Exercise objective:
Among the lines below, count those containing the word "screenshot". Give the number only.

⟨

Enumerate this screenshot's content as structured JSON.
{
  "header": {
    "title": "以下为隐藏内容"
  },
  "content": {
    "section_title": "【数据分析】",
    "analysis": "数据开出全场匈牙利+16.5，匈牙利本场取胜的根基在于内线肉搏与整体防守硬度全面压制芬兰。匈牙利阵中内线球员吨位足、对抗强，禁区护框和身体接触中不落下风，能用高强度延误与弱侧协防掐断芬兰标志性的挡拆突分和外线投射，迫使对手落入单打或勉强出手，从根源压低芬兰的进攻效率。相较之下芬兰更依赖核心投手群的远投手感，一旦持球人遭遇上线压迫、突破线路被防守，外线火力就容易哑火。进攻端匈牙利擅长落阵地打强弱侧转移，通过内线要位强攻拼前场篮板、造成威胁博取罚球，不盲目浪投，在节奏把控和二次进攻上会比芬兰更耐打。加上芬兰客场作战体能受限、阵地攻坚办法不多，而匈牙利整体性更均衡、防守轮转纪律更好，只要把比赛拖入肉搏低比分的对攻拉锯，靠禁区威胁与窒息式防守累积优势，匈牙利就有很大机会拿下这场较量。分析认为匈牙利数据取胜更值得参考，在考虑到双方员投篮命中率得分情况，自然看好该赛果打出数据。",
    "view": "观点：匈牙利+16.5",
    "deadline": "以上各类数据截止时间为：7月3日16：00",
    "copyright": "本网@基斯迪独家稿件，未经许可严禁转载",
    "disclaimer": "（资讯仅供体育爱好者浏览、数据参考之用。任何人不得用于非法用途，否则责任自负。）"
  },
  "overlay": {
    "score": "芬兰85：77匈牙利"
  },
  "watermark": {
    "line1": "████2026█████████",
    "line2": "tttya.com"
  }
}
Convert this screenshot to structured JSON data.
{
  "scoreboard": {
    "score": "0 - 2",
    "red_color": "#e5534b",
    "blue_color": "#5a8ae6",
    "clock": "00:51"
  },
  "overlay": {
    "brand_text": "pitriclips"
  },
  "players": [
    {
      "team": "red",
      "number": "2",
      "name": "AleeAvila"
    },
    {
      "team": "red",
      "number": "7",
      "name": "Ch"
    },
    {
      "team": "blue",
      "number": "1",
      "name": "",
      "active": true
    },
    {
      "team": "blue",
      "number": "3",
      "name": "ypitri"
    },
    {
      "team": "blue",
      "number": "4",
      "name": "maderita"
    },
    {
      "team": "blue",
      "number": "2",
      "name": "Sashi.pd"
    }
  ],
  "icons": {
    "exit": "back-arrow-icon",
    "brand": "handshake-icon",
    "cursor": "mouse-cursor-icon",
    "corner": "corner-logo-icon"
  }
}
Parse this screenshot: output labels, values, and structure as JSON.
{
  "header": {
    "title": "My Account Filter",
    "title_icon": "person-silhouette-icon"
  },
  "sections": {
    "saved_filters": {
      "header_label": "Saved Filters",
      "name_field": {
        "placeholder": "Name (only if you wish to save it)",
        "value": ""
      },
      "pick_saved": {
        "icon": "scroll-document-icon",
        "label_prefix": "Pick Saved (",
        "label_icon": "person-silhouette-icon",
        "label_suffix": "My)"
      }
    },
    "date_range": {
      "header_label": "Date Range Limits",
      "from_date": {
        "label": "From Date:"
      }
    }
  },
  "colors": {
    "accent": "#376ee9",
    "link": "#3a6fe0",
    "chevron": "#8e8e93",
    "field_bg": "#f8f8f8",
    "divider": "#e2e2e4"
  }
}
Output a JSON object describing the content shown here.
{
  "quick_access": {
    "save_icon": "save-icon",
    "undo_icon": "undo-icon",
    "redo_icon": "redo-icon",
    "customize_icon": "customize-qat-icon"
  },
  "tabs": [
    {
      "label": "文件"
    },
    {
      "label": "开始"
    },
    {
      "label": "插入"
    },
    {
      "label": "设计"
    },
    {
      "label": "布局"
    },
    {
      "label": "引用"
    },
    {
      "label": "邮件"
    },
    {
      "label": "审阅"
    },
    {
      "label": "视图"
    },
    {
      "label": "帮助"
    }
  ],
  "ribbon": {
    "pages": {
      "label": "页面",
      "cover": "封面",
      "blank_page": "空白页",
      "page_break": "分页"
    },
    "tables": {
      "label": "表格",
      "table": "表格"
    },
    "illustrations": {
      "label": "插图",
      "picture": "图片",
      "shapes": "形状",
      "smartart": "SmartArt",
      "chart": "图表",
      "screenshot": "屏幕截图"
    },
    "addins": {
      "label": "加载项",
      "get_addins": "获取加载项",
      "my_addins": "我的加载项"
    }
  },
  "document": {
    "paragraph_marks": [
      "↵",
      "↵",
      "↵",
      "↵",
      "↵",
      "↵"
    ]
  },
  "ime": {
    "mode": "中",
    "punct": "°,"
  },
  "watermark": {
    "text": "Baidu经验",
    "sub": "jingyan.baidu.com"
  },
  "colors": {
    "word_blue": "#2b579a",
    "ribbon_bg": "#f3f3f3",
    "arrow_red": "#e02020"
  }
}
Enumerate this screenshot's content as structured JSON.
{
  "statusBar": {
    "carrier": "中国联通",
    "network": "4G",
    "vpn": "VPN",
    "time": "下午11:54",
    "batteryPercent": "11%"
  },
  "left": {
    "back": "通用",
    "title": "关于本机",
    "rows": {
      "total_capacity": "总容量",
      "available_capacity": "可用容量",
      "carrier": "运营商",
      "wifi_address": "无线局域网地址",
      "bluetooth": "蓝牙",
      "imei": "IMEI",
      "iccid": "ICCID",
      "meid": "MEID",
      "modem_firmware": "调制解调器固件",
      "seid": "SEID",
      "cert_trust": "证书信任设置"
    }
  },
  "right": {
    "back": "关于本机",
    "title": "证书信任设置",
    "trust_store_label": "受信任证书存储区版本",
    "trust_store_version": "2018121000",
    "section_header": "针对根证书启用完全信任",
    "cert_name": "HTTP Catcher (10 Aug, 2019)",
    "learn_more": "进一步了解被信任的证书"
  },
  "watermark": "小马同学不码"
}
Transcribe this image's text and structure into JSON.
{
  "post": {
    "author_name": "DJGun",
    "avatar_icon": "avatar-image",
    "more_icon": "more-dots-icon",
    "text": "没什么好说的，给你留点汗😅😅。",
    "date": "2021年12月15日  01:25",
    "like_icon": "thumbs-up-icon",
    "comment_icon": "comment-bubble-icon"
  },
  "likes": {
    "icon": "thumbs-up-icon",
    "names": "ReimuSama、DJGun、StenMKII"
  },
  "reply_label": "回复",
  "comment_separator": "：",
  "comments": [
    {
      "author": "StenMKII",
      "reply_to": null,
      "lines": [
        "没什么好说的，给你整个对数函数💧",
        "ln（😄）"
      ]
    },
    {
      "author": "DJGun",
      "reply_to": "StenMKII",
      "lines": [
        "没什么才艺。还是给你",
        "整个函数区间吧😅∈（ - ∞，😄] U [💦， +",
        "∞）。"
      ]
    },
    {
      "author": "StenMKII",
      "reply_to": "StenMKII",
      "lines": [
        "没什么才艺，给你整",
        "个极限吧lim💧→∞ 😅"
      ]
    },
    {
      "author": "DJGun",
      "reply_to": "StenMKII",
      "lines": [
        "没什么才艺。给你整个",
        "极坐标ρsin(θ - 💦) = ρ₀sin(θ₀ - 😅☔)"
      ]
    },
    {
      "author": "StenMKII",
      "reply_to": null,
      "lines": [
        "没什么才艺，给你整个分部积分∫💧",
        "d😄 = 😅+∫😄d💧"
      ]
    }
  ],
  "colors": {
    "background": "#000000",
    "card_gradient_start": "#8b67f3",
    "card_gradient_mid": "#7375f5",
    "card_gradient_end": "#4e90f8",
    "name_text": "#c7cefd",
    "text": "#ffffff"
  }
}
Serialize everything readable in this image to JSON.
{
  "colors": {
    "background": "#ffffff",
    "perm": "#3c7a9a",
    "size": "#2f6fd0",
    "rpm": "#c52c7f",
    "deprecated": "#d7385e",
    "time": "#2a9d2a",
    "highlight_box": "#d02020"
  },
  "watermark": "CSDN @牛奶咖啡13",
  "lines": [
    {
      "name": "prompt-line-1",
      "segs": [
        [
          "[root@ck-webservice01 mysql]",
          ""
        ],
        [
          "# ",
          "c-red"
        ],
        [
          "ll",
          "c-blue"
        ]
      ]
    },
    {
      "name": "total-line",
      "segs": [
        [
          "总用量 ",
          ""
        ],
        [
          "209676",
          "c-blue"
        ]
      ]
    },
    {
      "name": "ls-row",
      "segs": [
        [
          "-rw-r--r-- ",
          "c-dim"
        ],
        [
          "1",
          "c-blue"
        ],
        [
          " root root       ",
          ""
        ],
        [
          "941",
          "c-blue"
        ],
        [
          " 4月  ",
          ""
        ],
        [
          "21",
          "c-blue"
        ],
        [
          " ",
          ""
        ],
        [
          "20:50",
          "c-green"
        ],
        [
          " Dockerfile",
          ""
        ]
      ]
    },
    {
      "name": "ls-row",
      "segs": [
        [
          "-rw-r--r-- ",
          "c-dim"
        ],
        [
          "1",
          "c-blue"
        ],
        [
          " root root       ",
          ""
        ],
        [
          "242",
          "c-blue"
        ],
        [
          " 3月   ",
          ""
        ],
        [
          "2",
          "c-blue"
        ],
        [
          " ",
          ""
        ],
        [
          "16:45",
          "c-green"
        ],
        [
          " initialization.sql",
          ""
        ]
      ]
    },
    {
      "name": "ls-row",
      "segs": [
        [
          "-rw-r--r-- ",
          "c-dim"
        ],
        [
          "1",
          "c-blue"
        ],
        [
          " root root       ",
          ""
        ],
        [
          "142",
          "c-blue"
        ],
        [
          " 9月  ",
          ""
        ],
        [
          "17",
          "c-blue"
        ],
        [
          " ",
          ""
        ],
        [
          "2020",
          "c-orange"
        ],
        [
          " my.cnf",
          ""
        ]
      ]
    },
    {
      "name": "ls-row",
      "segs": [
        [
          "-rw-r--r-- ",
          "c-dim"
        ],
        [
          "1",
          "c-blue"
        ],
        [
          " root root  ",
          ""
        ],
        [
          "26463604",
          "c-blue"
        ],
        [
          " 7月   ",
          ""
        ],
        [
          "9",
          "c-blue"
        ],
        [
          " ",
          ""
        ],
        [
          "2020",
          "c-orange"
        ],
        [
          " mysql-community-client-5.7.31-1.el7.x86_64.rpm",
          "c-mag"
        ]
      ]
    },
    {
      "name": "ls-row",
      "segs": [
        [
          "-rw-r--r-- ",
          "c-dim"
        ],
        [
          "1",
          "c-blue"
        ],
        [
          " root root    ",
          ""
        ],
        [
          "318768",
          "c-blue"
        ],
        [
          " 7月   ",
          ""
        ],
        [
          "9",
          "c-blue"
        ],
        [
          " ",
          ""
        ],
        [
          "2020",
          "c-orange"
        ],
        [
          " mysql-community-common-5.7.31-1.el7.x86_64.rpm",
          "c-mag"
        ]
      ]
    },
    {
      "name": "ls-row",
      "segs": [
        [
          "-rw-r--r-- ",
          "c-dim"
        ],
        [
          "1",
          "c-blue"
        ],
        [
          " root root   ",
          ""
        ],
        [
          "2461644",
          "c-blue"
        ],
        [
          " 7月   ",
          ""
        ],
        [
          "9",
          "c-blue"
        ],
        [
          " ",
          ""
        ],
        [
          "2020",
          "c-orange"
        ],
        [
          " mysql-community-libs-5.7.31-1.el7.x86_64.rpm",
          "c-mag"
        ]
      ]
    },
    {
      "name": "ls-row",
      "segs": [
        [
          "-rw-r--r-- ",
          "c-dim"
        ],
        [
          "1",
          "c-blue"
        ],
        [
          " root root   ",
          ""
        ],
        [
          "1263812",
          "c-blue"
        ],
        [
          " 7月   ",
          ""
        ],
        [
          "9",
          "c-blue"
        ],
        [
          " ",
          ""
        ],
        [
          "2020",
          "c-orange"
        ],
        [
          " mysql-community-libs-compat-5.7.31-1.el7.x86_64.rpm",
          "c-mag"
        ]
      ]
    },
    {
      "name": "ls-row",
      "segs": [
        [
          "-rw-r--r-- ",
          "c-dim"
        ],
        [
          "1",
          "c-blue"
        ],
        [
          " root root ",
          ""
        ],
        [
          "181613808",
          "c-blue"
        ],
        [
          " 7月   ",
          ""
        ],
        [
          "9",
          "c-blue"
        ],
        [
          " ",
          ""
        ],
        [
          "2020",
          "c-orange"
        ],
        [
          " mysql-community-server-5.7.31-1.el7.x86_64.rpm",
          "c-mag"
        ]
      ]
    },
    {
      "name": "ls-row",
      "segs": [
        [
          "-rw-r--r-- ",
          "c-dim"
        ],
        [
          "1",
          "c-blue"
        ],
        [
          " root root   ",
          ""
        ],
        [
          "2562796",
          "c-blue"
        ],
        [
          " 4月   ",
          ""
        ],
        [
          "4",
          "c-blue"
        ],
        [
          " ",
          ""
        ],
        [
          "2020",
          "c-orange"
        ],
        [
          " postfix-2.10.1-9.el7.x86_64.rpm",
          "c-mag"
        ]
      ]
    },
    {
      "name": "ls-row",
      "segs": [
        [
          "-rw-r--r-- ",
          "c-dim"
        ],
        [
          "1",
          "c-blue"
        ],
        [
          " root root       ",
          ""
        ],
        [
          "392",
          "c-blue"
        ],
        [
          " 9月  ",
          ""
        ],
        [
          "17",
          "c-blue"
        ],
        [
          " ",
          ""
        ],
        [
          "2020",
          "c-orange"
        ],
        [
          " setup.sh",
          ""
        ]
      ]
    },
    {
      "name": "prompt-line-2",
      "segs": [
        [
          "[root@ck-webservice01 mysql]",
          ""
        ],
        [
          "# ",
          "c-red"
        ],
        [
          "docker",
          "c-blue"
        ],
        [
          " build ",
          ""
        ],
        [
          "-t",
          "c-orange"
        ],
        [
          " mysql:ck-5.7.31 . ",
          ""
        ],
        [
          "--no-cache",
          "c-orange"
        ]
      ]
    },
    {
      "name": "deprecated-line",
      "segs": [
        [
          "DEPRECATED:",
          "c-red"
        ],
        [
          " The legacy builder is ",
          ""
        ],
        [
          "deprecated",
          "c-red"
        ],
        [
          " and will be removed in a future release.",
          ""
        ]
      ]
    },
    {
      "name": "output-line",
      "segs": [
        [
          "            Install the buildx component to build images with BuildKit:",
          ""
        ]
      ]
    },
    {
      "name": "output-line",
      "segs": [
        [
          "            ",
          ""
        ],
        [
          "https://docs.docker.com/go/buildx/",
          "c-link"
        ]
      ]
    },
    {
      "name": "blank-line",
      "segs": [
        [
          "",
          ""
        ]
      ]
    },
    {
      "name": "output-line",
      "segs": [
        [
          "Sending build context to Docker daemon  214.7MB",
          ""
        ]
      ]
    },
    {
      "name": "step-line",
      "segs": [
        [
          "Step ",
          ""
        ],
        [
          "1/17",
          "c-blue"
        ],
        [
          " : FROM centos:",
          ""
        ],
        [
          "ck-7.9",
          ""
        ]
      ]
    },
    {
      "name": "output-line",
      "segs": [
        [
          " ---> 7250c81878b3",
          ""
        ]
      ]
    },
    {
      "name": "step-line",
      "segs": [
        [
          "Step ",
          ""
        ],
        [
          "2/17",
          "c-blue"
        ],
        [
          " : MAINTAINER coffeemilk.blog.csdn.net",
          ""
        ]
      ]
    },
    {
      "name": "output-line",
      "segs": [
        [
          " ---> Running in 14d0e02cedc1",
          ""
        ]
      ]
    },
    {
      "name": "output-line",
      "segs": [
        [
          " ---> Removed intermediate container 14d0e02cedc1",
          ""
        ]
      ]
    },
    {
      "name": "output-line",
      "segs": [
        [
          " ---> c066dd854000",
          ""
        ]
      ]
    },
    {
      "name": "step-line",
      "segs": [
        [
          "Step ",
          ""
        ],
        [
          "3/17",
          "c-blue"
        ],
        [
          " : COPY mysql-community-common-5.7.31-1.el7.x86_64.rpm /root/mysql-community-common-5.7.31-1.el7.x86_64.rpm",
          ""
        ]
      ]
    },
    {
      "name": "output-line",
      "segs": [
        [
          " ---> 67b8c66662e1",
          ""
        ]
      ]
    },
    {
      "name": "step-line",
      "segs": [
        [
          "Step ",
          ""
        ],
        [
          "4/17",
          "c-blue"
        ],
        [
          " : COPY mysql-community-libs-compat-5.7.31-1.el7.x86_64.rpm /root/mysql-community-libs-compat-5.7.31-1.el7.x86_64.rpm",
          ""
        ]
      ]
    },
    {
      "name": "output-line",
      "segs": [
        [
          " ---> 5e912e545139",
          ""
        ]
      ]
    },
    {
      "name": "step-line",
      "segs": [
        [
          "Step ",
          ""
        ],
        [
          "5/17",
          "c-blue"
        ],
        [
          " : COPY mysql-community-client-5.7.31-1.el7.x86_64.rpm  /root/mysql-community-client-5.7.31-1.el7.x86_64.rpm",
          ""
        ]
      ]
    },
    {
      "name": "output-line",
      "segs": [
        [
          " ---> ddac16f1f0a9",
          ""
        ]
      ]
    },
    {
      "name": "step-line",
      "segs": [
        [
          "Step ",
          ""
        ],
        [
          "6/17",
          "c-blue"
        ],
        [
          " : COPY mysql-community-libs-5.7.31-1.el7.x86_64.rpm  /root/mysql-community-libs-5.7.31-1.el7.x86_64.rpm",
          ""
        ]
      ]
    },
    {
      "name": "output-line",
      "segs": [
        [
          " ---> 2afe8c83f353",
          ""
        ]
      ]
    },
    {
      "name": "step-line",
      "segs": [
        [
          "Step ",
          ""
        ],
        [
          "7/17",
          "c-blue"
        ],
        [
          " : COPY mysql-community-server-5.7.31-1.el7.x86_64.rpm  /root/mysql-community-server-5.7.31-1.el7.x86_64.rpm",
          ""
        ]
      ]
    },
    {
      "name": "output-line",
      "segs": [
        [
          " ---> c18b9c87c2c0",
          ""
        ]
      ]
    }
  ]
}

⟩

Task response:
5